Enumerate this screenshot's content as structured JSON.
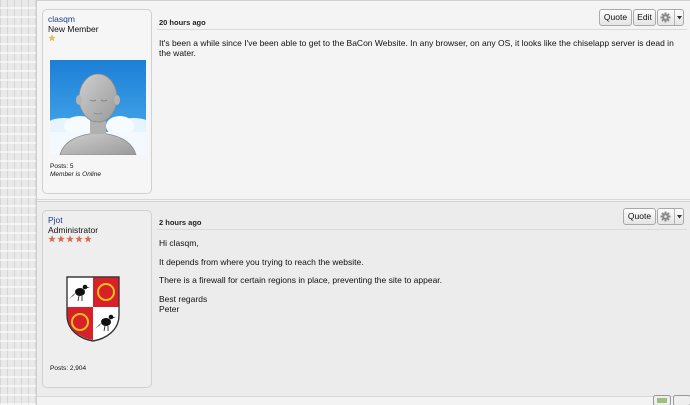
{
  "posts": [
    {
      "user": {
        "name": "clasqm",
        "title": "New Member",
        "rank_stars": 1,
        "star_color": "#e4c24a",
        "posts_label": "Posts: 5",
        "status": "Member is Online",
        "avatar": "default-avatar"
      },
      "date": "20 hours ago",
      "buttons": {
        "quote": "Quote",
        "edit": "Edit"
      },
      "body": [
        "It's been a while since I've been able to get to the BaCon Website. In any browser, on any OS, it looks like the chiselapp server is dead in the water."
      ]
    },
    {
      "user": {
        "name": "Pjot",
        "title": "Administrator",
        "rank_stars": 5,
        "star_color": "#e06a4e",
        "posts_label": "Posts: 2,904",
        "avatar": "coat-of-arms"
      },
      "date": "2 hours ago",
      "buttons": {
        "quote": "Quote"
      },
      "body": [
        "Hi clasqm,",
        "It depends from where you trying to reach the website.",
        "There is a firewall for certain regions in place, preventing the site to appear.",
        "Best regards",
        "Peter"
      ]
    }
  ],
  "colors": {
    "username_link": "#1a3e8c",
    "crest_red": "#d8202a",
    "crest_gold": "#f2c21a"
  }
}
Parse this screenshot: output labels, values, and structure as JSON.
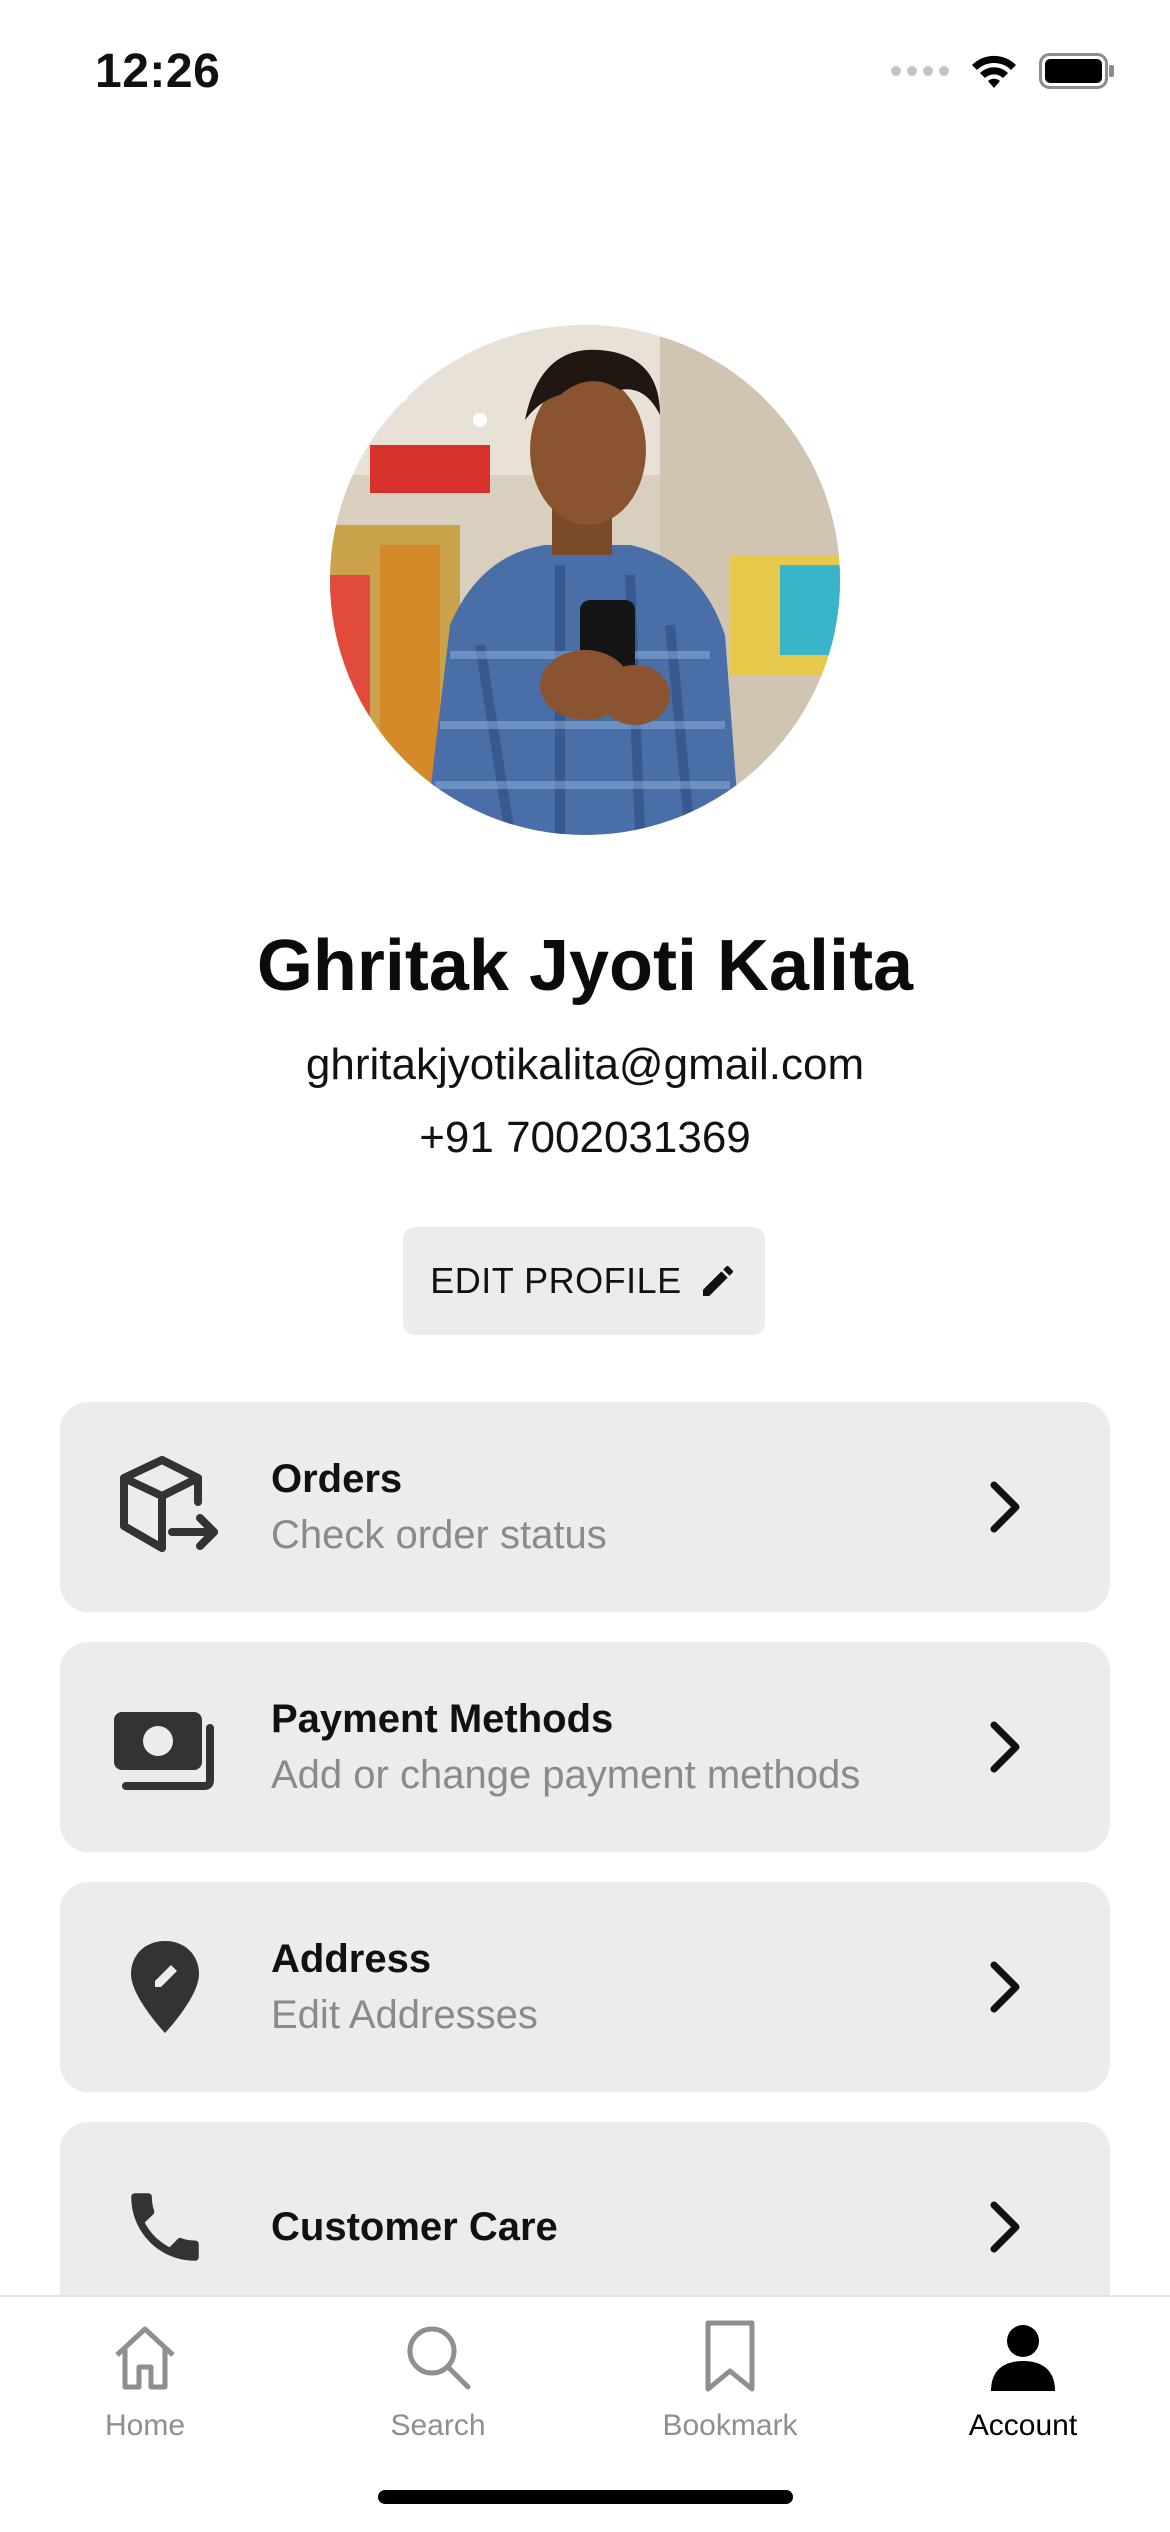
{
  "status_bar": {
    "time": "12:26"
  },
  "profile": {
    "name": "Ghritak Jyoti Kalita",
    "email": "ghritakjyotikalita@gmail.com",
    "phone": "+91 7002031369",
    "edit_label": "EDIT PROFILE"
  },
  "menu": [
    {
      "title": "Orders",
      "subtitle": "Check order status",
      "icon": "box-arrow-icon"
    },
    {
      "title": "Payment Methods",
      "subtitle": "Add or change payment methods",
      "icon": "money-icon"
    },
    {
      "title": "Address",
      "subtitle": "Edit Addresses",
      "icon": "location-pin-icon"
    },
    {
      "title": "Customer Care",
      "subtitle": "",
      "icon": "phone-icon"
    }
  ],
  "tabs": [
    {
      "label": "Home",
      "icon": "home-icon",
      "active": false
    },
    {
      "label": "Search",
      "icon": "search-icon",
      "active": false
    },
    {
      "label": "Bookmark",
      "icon": "bookmark-icon",
      "active": false
    },
    {
      "label": "Account",
      "icon": "person-icon",
      "active": true
    }
  ],
  "colors": {
    "card_bg": "#ececee",
    "subtitle": "#8a8a8e",
    "tab_inactive": "#8e8e93",
    "tab_active": "#000000"
  }
}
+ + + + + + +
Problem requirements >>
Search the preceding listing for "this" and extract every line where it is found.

Finished exercise >>
Enumerate this screenshot's content as structured JSON.
Parse this screenshot: output labels, values, and structure as JSON.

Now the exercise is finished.